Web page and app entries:
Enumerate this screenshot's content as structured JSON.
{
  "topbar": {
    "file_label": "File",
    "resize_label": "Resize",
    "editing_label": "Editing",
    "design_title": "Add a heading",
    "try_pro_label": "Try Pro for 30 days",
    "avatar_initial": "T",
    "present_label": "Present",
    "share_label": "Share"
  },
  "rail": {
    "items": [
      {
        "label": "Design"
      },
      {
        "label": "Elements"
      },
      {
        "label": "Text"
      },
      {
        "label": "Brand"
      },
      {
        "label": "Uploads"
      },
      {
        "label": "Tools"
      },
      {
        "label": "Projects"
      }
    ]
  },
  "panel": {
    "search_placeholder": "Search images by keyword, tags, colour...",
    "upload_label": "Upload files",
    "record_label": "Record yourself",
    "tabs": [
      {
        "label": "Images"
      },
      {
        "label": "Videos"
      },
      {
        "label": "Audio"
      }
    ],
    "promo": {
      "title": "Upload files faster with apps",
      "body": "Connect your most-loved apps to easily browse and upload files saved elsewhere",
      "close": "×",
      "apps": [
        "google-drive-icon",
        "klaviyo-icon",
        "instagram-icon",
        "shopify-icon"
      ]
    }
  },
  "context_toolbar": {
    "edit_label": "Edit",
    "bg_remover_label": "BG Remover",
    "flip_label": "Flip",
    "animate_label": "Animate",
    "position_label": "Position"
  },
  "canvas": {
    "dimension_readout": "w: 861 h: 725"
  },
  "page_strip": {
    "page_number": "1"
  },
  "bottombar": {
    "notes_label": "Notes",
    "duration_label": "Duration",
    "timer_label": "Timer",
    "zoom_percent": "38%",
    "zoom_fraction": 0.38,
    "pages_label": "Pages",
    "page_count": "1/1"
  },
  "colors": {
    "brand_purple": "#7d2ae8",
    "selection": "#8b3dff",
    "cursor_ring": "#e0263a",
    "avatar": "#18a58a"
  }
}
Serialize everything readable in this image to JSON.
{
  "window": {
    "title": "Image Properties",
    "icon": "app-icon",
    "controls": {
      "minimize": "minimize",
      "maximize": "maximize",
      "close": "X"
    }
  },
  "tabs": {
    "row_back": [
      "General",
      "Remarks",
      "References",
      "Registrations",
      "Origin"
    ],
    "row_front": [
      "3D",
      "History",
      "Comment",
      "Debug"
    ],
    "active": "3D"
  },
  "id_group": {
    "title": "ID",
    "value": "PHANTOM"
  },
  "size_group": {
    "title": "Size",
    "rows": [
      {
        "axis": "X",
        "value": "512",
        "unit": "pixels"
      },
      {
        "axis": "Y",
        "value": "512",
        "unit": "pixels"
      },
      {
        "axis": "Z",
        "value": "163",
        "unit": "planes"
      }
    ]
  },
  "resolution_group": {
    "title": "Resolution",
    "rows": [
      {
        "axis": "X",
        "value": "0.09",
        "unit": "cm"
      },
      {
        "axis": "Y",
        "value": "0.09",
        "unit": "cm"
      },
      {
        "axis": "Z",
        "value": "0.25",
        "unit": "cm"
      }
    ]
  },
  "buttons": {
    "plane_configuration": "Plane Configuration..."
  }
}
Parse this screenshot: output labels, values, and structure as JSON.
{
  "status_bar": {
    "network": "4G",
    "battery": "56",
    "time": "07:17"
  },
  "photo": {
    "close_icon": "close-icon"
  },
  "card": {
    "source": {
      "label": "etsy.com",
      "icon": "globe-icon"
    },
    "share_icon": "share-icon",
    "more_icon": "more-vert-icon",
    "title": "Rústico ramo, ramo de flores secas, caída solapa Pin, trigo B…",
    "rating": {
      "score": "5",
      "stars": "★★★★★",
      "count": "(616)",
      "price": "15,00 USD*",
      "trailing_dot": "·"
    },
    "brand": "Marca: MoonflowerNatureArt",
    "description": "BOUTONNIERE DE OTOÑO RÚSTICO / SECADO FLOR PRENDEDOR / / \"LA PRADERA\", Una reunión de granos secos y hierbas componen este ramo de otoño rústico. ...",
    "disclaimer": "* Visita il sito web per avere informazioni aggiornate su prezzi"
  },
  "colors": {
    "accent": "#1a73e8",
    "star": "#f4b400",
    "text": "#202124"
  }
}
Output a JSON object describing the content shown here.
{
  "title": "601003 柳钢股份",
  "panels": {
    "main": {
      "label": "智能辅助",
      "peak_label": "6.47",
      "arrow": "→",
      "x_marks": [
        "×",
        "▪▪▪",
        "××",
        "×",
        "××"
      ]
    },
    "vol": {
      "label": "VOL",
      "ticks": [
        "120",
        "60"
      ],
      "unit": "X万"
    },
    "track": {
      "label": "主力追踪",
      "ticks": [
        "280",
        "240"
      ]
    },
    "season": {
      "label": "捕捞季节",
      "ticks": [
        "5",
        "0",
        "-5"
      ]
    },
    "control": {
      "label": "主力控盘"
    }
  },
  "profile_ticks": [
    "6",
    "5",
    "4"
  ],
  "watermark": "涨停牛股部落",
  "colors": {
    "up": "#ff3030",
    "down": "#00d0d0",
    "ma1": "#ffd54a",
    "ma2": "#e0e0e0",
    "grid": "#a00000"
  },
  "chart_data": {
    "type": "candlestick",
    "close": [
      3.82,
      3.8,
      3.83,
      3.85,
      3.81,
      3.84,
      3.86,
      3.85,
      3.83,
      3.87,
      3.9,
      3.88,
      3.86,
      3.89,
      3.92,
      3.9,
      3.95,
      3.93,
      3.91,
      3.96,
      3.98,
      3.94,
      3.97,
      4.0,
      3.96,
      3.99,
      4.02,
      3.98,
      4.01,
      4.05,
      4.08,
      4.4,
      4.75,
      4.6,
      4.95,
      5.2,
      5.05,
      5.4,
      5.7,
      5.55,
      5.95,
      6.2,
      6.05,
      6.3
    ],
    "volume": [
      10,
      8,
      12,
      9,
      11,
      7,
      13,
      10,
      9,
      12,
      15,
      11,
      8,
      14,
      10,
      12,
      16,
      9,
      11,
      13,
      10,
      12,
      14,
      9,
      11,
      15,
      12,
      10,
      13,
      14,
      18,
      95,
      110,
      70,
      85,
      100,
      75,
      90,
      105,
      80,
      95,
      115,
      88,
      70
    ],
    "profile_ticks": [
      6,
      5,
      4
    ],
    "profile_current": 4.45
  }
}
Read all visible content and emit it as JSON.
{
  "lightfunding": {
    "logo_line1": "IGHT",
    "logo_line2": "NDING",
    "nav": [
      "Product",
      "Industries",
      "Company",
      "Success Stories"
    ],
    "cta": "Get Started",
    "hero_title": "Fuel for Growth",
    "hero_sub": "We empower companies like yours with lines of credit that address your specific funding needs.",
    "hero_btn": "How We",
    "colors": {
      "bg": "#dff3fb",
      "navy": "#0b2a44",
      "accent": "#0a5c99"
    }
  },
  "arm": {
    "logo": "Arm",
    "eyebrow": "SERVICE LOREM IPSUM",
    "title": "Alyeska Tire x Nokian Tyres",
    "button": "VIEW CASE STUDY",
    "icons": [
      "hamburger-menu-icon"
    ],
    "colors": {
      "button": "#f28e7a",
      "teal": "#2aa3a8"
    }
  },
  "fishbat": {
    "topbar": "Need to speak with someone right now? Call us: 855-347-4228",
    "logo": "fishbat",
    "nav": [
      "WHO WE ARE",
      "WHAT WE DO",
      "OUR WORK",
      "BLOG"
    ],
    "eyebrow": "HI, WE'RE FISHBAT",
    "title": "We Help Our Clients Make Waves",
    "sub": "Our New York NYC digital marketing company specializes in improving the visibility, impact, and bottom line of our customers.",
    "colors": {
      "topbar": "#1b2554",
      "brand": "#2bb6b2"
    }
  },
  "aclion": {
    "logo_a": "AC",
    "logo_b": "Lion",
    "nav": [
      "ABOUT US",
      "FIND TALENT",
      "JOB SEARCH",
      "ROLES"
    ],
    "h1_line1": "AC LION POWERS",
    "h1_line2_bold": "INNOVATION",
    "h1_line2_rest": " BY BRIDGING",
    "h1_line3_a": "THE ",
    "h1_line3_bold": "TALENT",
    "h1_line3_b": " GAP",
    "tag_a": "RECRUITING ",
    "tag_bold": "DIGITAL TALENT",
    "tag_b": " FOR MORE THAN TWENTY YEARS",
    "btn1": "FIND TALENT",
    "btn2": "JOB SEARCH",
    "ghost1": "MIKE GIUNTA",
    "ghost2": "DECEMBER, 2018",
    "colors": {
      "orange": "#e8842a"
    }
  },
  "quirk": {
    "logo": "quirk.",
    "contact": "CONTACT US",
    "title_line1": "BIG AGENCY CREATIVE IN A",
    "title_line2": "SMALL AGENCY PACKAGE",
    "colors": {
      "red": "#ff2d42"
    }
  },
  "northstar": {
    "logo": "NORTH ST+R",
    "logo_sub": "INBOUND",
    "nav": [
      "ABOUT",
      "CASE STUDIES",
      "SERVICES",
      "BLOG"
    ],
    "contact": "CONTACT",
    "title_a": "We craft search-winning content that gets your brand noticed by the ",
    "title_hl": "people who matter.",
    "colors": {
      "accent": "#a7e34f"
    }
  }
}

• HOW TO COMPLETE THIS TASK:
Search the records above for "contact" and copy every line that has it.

• YOUR SOLUTION:
    "contact": "CONTACT US",
    "contact": "CONTACT",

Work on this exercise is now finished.